alone, but died two years ago. He owned lots of
land, but sold it off to buyers from Hokkaido and
An outrageous thing to do. Most of the mountain
across the Shiokawa river belonged to the Miyashita
There were some magnificent pine forests, but at
end of the war they were
the land to the state for
as farming land.
As I said,
Nashiwara-san is the biggest landowner in
hamlet of Nashiwara, and in Nakamine there is Okubo-san.
was at important house in Nakamine, but lost
as a result of internal troubles. The honke
is Furushima Chihiro, which is the big house next
to his present house. Furushima Kanji's is the branch
Kashio people tend to
have strong family ties -
such as Suganuma, Matsuzawa, Kojima and Katagiri.
quite recently they made decisions as family units.
Nakamine, the Katagiri family still holds a family
The Kojimas did too until recently - Kojima
Here in Irizawai, each
household functions as an
unit. The oldest households (in Irizawai and
are Shimizu, Fujisawa and the lower Kinoshita. This
is a relatively new one. But it's not directly
to the Kinoshitas of Sawai or Nashiwara, although
family crest is the same.
Miyashita Kikō is a
branch house of the Miyashita
of Sawai. Shimodaira is a branch house of the
family. Another Miyashita branch family was
But, he moved to Suwa in 1941 and died there.
Although most of the
people in Irizawai were landed
there were a few tenant farmers, though they were
different from what we normally think of as
At around the time of
the Meiji Restoration the
houses gained great areas of land - particularly
land. This was because officials registering the
of land accepted bribes from powerful families in
to areas where ownership was vague or disputed. This
happened more in Okawara. In Kashio there were not
many cases. But there was a big dispute (sanron) between
and the government, when lands which the farmers had
using passed into state ownership (kanyūchi).
brought to court in Matsumoto and lasted for ten years.

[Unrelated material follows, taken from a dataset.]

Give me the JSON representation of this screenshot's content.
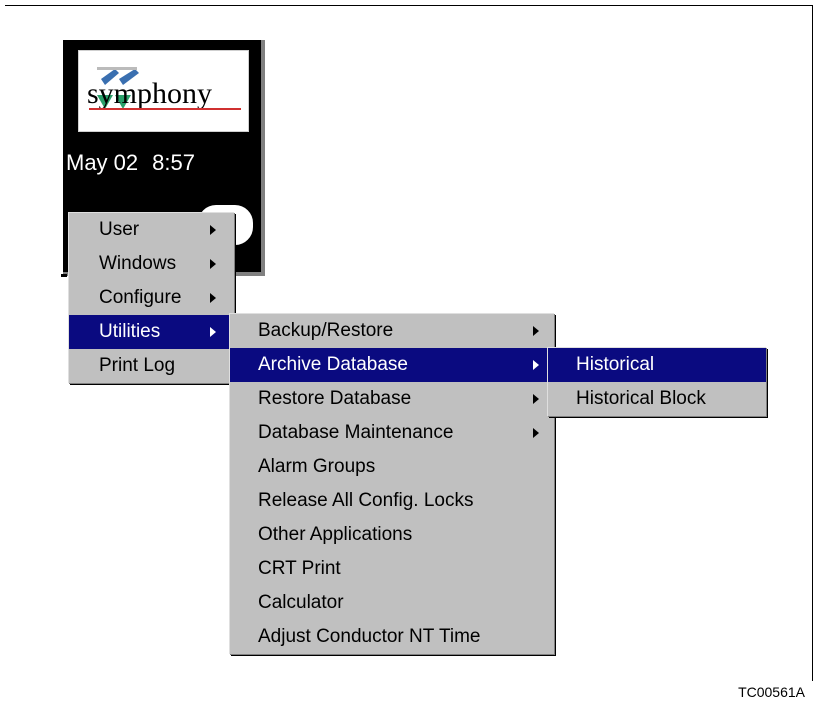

the two sides came to an agreement, and although
villagers lost, the settlement provided for a fairly
area of private land (minyūchi).
Detailed maps showing
land ownership seem to have been
up in the late 19th century. My grandfather was born
1889 and his elder brother, my great uncle, said that
he was 13 he held the rope for government surveyors
up official maps of the village. Those maps are at
kept in the village office.
Around this hamlet
there are 7 commemorative batō-kannon stones
dating back to 1832-34. It was a time when
horse diseases were prevalent and
horses died. This type of stone was erected as an offering
soul of a horse and as an invocation for the
of disease. A number - at least five of them
- on a curve by the side of the road just past
at Umadome in Iriyama on the way to Oban-iwaya, at
above here, and above Okubo-san's house. There
one below Oike, but that was knocked out of place by a
when they were levelling the ground. I have heard
there is another in Nakamine, but I haven't seen it.
places where these stones stand all have some sort of
- for example, Umadome (horses could be taken
further after that point because the mountain becomes too
or at Funagata, the place where horses were treated
The path across the
mountains to Koseto still exists.
would like the village to maintain these old roads. There
also Iriyama - the last time we cut the undergrowth there
seven years ago. I took a group of hikers from Iida
last year and the bamboo grass made it well near
to get to the top. So I'd like to make the area
Oike more accessible - the scenery is beautiful
and there is also great historical significance.